The COVID-19 pandemic impacted the United States restaurant industry via government closures, resulting in layoffs of workers and loss of income for restaurants and owners and threatening the survival of independent restaurants as a category. Within a week after the first closures, industry groups representing independent restaurateurs were asking for immediate relief measures from local, state, and federal governments, saying that as many as 75 percent of independent restaurants could not survive closures of more than a few weeks. By late July nearly 16,000 restaurants had permanently closed.

Restaurant closures started March 15 when Ohio Governor Mike DeWine ordered all bars and restaurants in the state to close their dining rooms and bars within a week most other states followed suit. By March 23, industry experts were estimating nearly half of the industry's 15 million workers had been laid off. Insurers refused to cover the restaurants' financial losses via business interruption policies.

Across the world, restaurants' daily traffic dropped precipitously as compared to the same period in 2019 as the coronavirus impacted the overall industry. Closures of restaurants caused a ripple effect among dependent industries such as food production, liquor, wine, and beer production, shipping, linen suppliers, fishing and farming and among musicians, florists, and delivery services.


Impact of the COVID-19 pandemic on the restaurant industry in the United States

The COVID-19 pandemic impacted the United States restaurant industry via government closures, resulting in layoffs of workers and loss of income for restaurants and owners and threatening the survival of independent restaurants as a category. Within a week after the first closures, industry groups representing independent restaurateurs were asking for immediate relief measures from local, state, and federal governments, saying that as many as 75 percent of independent restaurants could not survive closures of more than a few weeks.
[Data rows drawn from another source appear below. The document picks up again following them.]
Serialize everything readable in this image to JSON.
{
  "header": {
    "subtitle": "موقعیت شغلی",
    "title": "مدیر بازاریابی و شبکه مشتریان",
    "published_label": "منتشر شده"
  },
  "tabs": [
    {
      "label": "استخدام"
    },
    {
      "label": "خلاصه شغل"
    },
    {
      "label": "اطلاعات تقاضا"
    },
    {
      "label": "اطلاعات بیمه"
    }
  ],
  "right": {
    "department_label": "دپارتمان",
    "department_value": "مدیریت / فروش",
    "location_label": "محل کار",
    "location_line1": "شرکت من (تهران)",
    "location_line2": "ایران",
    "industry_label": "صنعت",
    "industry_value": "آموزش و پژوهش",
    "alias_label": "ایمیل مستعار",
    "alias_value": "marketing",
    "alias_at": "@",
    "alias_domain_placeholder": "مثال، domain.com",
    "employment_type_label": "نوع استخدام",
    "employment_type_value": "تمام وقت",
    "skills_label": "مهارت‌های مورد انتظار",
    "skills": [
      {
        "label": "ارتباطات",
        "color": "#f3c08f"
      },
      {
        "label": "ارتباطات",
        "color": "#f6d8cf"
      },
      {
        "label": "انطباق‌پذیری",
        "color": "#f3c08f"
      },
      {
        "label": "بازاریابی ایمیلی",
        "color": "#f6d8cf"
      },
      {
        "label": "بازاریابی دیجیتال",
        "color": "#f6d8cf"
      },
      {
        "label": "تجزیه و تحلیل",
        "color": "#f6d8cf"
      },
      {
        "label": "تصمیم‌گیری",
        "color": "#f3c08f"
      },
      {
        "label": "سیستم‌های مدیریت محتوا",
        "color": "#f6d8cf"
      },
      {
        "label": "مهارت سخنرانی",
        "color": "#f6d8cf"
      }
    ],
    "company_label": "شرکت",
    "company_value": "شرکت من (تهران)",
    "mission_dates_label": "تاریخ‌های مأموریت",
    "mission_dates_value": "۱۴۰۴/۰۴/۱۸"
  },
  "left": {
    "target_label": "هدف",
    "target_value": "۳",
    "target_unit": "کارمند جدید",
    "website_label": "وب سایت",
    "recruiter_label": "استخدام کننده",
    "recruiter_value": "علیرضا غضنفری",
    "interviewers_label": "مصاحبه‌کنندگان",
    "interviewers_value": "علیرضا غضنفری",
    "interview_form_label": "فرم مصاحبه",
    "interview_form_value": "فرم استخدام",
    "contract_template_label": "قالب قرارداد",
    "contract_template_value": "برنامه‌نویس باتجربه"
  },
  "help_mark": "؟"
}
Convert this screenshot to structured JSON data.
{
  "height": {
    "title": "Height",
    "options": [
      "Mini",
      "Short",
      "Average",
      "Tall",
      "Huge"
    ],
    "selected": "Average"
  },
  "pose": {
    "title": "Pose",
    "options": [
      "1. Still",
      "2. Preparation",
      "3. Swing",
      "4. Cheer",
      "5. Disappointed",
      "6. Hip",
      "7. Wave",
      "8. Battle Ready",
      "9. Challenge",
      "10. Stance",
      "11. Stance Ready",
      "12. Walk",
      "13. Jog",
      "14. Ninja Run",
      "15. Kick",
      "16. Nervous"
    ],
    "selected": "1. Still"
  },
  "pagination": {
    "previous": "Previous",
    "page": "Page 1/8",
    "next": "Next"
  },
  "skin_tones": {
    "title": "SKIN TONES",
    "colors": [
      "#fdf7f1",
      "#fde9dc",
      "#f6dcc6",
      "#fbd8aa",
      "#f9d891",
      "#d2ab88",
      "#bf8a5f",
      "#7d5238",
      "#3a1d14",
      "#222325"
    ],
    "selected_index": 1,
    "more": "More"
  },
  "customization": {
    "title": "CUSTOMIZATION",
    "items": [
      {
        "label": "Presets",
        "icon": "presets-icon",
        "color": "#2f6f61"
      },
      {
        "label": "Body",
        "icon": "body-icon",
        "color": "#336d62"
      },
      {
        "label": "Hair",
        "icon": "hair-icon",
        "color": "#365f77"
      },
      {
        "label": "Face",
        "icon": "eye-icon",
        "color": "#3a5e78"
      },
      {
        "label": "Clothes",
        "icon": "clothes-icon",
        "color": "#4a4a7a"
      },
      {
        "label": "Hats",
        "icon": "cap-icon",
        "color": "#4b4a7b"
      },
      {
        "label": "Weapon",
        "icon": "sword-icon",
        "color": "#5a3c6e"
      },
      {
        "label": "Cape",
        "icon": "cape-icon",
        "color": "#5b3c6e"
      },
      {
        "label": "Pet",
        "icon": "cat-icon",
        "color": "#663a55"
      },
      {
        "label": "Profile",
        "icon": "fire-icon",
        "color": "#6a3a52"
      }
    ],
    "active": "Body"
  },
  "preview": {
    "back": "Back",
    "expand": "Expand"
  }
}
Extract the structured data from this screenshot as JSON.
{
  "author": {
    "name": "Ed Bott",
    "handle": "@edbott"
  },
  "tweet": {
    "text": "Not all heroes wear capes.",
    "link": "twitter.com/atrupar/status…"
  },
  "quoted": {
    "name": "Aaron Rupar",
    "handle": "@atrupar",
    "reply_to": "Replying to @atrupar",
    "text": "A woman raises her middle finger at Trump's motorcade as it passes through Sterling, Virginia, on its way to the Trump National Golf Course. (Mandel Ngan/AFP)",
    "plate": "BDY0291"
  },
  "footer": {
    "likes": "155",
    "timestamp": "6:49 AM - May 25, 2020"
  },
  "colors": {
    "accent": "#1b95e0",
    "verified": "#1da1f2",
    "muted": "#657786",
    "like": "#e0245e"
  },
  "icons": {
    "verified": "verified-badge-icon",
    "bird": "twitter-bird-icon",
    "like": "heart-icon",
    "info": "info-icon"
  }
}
By late July nearly 16,000 restaurants had permanently closed.

Restaurant closures started March 15 when Ohio Governor Mike DeWine ordered all bars and restaurants in the state to close their dining rooms and bars within a week most other states followed suit. By March 23, industry experts were estimating nearly half of the industry's 15 million workers had been laid off. Insurers refused to cover the restaurants' financial losses via business interruption policies.

Across the world, restaurants' daily traffic dropped precipitously as compared to the same period in 2019 as the coronavirus impacted the overall industry. Closures of restaurants caused a ripple effect among dependent industries such as food production, liquor, wine, and beer production, shipping, linen suppliers, fishing and farming and among musicians, florists, and delivery services.